    In Miami Dade, relatively recent municipalities like Doral and Pinecrest have formed. In Broward, we have Southwest Ranches born in the last decade. It was allowed to exist because residents didn’t want to become part of Pembroke Pines. The town is totally bizarre and a waste of resources, but the slightly over 7,000 residents wanted their exclusive little enclave. It actually has two separate parts divided, which is usually not allowed by the Legislature.

  4. lifelong democrat says:

    Shari is awesome. I hope she wins.

  5. Tony H. J. says:

    Your observations about Oakland Park are correct. Would it be better to get a person who has lived in the city longer? Does she understand our heritage and that we don’t want to be another Fort Lauderdale?

  6. S only says:

    nice story Buddy

  7. Floridan says:

    “Maybe that’s because she is an immigrant (from Canada) and truly appreciates the way of life here that we take for granted.”

    Oh my gosh . . . a refugee! How did she ever escape from that oppressive country?

    FROM BUDDY: Did you ever think that it might be that she lived where it was 30 degrees below in the winter, while we are enjoying 70 degree beach weather?

  8. Bob Adams says:

    Shari if an awesome person who defies party labels… she wants what is best! I sent her a check today.

  9. Floridan says:

    “FROM BUDDY: Did you ever think that it might be that she lived where it was 30 degrees below in the winter, while we are enjoying 70 degree beach weather?”

    Not from what your wrote.

  10. Joe S. says:

    I just want to say I think recently elected Commissioner Jed Shank is doing one hell of a job in Oakland Park. We could use more hard working, fresh thinkers like him on the Board.

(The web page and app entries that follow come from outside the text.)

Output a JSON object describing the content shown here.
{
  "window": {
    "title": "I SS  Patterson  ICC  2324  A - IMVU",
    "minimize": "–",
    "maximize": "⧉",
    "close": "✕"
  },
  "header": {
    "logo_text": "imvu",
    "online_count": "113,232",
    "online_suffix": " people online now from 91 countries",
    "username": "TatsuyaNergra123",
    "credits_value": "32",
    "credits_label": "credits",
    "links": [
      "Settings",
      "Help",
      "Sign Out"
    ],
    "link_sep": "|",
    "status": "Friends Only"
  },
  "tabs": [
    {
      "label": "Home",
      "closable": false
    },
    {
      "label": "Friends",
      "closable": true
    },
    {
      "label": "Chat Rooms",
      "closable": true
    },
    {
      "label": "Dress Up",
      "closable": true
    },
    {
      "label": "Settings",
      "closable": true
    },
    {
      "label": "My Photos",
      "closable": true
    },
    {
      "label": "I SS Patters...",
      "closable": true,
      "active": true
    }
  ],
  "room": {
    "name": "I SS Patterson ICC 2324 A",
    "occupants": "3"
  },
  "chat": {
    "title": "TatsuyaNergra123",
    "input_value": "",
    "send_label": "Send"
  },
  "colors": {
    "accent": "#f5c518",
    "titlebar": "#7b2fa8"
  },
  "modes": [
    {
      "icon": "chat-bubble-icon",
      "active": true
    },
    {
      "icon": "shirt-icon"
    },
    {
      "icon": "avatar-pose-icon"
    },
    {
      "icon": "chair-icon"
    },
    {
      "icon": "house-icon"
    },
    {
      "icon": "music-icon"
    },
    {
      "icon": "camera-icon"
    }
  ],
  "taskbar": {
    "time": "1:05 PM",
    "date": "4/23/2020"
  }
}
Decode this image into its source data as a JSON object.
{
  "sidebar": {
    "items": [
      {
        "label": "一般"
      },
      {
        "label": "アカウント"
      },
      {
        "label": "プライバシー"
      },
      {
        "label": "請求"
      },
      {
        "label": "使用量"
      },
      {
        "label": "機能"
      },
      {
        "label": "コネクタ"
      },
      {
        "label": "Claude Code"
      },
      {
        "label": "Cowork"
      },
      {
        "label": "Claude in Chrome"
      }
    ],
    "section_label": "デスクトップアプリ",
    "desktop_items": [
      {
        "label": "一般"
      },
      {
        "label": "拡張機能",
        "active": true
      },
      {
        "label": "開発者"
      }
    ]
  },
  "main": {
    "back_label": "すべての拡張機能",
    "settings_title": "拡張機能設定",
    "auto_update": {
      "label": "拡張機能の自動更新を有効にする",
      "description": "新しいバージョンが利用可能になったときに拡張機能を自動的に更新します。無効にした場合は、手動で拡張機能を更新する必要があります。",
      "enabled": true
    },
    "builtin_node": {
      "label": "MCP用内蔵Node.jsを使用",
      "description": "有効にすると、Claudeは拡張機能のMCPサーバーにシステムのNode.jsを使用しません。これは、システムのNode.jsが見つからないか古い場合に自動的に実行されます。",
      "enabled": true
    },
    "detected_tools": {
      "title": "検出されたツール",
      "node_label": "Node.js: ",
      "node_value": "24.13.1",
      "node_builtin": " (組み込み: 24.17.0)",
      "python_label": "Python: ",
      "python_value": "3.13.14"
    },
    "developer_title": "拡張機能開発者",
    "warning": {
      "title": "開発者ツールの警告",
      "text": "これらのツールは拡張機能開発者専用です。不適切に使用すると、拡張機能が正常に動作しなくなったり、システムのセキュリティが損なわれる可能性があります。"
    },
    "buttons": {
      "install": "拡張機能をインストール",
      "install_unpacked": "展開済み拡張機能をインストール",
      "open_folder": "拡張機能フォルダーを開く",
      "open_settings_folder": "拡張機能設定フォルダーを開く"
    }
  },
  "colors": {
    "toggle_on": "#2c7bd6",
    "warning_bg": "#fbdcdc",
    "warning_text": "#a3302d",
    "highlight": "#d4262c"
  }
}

  11. Tripp Scott Invasion says:

    Shari McCartney is just the tip of the spear. Republican lobbying firm Tripp Scott has supported candidates throughout Broward. Watch for their work after the election.

  12. MayberryVoter says:

    This article suggests to me that effective fundraising equates to best qualified candidate. No doubt a sharp, professional, it concerns me that Miss McCartney is almost entirely funded by fellow lawyers and law firms from the neighboring Metropolis.
    I will withhold judgement, looking for signs that a candidate relates to the voters and will consider residents’ issues above all others. What kind of expectations come with all these checks from folks with no genuine interest in Oakland Park? Just what do you promise the firefighters for that endorsement?
    These things have never impressed me and I vote.

  13. Diane Wendt says:

    If we set aside the financial contribution concerns and ask “Who’s been actively keeping up with Oakland Park’s important issues and proactively participating in roundtables, workshops and community meetings?” the answer isn’t Shari. Her participation in OP city and resident issues has been minimal to non-existant. She is, admitedly, a sharp lawyer and a very busy one. Will she have the time to devote to OP that’s necessary to be a good Commissioner? She certainly hasn’t in the past. I, personally, prefer her opponent, Michael Carn, who has been consistantly involved in OP for years. He has proven himself interested in resident concerns and proven his leadership abilities by his actions. This campaign season he’s been walking the neighborhoods spending time actually talking to residents, not just dropping off signs and brochures. Michael Carn has earned his place on our ballot by his hard work. It is my sincere hope that we, the voters of OP, show him the same respect he has shown us by casting our vote for him.